How to complete this task: Scan the entries below for "없습니다" and copy each line that holds it.

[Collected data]
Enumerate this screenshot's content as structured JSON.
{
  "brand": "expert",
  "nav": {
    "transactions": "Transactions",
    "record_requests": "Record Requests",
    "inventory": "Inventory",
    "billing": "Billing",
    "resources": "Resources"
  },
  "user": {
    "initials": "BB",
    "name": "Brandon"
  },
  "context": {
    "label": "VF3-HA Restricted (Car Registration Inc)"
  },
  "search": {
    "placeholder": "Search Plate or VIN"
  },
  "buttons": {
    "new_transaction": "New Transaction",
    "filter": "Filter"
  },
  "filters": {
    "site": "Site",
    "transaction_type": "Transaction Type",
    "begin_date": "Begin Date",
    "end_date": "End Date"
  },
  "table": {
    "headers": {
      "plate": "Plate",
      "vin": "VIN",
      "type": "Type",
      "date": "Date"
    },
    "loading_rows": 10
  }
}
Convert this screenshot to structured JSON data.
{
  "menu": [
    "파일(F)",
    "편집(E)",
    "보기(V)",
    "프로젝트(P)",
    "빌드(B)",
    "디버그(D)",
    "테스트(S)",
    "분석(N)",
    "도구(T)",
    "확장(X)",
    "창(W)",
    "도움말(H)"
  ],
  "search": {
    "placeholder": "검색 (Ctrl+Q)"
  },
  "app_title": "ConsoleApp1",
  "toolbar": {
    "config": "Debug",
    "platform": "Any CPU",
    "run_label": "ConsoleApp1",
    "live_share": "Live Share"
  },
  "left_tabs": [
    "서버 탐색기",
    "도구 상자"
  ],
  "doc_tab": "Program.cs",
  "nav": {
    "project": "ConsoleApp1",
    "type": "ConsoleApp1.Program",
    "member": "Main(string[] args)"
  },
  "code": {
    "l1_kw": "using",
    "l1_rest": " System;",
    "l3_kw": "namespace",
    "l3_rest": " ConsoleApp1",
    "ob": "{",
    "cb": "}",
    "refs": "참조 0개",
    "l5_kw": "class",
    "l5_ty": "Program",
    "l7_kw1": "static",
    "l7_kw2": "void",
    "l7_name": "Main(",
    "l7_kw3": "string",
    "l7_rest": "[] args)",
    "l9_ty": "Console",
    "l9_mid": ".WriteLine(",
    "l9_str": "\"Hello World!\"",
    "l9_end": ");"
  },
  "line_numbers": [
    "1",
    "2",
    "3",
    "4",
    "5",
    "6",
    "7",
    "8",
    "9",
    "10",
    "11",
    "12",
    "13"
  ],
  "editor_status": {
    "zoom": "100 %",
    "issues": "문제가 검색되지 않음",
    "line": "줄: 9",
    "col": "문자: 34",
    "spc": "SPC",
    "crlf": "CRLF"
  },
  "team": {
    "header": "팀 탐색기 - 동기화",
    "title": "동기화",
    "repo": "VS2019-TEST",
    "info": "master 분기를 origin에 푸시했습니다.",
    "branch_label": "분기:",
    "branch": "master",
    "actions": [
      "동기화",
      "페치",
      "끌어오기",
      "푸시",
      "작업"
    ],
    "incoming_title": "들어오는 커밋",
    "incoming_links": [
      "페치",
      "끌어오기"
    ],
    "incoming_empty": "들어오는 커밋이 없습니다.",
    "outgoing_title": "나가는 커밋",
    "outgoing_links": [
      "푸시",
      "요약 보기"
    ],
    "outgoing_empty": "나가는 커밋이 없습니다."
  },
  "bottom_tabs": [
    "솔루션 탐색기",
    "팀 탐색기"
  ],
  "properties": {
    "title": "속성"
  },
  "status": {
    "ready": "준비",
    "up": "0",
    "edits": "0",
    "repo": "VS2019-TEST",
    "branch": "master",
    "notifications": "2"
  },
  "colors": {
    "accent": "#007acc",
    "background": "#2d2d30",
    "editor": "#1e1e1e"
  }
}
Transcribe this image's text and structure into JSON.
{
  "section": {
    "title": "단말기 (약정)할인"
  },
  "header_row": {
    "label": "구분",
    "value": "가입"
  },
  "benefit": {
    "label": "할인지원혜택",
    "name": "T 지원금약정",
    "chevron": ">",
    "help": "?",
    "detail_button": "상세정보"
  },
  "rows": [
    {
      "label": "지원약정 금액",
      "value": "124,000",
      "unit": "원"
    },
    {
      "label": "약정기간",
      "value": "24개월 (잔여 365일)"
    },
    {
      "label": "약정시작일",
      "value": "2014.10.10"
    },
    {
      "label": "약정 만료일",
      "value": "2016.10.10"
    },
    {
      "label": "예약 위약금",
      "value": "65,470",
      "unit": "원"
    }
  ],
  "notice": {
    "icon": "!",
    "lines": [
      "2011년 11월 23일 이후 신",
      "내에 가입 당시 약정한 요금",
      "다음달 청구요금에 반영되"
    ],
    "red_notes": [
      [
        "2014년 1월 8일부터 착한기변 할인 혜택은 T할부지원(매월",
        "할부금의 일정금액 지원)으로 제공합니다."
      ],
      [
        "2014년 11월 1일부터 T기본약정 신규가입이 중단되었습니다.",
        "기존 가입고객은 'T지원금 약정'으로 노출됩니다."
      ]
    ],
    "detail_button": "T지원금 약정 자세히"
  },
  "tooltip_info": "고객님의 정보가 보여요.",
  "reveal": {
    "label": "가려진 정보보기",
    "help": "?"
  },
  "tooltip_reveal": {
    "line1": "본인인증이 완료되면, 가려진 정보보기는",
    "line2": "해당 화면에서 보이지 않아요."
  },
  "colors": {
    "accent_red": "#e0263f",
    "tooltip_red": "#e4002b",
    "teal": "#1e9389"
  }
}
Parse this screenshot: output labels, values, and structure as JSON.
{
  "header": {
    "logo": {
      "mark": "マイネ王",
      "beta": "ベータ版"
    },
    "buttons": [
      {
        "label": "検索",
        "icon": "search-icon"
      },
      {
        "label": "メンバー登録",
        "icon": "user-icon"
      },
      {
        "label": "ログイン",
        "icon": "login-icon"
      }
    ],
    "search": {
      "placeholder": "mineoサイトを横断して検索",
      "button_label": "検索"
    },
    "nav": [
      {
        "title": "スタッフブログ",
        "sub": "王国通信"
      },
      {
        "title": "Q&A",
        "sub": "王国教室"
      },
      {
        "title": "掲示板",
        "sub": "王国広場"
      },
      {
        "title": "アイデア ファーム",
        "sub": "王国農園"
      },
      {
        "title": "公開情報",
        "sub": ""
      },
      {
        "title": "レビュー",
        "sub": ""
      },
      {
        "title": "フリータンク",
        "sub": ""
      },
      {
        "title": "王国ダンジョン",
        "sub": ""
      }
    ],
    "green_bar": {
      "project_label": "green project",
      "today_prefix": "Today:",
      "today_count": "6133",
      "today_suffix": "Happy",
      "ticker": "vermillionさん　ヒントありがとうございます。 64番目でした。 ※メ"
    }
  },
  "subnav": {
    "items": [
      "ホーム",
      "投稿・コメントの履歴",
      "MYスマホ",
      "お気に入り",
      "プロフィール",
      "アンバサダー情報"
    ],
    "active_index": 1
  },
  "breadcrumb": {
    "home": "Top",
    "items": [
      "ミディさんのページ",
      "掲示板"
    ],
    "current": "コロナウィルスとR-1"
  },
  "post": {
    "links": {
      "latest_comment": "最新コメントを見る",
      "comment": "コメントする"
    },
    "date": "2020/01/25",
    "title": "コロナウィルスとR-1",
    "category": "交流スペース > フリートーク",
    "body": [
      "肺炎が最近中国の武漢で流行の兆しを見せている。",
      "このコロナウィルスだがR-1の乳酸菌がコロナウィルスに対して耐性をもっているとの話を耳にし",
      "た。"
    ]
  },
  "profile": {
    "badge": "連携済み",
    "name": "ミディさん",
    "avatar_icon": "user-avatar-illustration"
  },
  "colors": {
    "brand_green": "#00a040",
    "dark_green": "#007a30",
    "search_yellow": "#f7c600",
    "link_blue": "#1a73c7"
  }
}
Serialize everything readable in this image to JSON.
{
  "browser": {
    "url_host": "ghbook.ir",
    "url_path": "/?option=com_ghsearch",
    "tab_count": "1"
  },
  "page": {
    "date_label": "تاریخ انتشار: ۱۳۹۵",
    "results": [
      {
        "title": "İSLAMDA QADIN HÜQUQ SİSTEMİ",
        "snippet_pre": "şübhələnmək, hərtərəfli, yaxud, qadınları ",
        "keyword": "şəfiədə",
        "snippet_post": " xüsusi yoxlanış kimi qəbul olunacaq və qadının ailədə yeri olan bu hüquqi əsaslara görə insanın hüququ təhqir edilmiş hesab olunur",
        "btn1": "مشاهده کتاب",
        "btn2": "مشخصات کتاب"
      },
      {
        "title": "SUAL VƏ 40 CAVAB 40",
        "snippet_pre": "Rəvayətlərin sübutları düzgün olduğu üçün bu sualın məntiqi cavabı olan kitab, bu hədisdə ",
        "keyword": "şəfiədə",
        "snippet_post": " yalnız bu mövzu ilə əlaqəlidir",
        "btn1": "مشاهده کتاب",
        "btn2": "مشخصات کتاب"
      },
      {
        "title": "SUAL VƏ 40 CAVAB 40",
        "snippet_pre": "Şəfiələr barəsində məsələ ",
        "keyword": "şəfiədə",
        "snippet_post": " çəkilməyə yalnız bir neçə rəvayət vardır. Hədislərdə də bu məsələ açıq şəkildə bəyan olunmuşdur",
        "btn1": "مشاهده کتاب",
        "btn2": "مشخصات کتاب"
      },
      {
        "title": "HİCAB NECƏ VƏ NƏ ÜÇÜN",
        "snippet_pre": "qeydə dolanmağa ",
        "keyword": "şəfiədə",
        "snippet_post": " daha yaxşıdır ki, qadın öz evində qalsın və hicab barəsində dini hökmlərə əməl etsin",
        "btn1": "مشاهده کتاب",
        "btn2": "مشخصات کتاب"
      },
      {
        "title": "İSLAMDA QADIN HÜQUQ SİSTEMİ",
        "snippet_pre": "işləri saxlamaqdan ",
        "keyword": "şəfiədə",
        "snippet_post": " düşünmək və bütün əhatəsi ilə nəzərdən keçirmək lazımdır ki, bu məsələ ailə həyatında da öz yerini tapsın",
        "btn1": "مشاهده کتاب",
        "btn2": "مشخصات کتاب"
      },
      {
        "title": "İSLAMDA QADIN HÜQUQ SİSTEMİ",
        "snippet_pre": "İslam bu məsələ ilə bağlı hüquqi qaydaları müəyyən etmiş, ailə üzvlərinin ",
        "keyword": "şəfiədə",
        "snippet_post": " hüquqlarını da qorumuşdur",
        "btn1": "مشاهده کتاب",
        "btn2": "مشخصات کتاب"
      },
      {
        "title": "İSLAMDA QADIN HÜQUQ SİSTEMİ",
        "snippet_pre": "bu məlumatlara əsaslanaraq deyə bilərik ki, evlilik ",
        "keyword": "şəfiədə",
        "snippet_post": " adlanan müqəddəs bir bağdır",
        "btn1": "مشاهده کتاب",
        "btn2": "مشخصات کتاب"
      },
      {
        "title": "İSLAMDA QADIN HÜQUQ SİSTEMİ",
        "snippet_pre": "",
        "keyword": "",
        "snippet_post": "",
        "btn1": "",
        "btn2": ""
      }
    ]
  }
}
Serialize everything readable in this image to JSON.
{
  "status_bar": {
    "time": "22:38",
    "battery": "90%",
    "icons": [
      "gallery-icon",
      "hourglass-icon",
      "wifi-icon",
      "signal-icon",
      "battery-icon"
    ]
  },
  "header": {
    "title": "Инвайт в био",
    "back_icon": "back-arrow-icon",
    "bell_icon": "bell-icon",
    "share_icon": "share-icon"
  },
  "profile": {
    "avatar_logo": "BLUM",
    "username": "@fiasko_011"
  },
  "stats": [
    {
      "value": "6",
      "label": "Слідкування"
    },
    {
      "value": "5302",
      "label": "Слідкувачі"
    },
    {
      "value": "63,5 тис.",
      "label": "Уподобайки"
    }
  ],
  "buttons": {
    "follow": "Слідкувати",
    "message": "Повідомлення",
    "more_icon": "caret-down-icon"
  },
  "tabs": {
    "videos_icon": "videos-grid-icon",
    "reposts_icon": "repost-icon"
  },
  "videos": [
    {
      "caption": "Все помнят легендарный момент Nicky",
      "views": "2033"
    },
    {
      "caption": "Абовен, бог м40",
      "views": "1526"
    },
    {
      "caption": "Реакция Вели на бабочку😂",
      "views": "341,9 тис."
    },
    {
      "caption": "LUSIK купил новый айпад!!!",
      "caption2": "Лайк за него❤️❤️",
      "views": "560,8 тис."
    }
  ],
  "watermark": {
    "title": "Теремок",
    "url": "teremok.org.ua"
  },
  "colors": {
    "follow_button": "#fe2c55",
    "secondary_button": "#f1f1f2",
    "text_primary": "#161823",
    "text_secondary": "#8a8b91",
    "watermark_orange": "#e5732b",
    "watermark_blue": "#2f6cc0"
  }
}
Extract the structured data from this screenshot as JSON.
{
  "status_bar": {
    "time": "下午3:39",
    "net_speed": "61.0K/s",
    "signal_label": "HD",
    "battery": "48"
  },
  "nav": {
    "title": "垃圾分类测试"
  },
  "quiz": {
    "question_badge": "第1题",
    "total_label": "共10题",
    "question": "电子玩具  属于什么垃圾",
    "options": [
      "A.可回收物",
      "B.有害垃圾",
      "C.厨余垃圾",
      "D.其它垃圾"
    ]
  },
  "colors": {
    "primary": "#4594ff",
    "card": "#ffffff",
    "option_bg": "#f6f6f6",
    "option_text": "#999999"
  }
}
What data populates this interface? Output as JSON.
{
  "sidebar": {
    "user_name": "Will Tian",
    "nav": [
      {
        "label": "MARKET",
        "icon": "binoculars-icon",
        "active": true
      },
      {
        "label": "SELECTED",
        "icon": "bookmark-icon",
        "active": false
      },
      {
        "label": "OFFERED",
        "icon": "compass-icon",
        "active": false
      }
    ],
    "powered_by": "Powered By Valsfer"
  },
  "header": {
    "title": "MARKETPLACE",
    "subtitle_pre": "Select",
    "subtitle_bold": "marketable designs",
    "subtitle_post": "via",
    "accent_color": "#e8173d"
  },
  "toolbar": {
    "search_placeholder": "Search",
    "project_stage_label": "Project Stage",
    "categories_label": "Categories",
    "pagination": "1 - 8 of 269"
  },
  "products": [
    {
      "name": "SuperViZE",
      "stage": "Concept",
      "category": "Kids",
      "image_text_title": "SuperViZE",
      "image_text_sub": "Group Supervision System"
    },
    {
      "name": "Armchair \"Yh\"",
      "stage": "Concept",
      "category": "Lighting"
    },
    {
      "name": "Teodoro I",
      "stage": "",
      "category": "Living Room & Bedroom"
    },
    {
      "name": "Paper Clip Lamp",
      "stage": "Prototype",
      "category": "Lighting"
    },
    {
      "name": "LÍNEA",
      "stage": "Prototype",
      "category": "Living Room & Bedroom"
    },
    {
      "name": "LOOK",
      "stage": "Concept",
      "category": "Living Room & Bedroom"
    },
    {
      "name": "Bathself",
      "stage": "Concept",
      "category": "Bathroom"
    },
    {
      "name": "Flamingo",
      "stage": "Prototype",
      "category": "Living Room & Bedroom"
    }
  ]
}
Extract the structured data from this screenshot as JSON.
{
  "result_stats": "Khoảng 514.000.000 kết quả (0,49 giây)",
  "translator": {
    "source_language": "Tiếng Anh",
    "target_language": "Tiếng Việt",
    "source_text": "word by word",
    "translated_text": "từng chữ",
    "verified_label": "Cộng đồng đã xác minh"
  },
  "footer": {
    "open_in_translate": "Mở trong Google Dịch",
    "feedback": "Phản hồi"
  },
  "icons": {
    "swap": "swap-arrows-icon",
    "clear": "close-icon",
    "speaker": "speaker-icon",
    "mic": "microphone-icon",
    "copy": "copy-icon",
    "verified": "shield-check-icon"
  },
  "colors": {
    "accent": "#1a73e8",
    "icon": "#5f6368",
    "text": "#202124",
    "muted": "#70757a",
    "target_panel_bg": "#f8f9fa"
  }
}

Result of this exercise:
    "incoming_empty": "들어오는 커밋이 없습니다.",
    "outgoing_empty": "나가는 커밋이 없습니다."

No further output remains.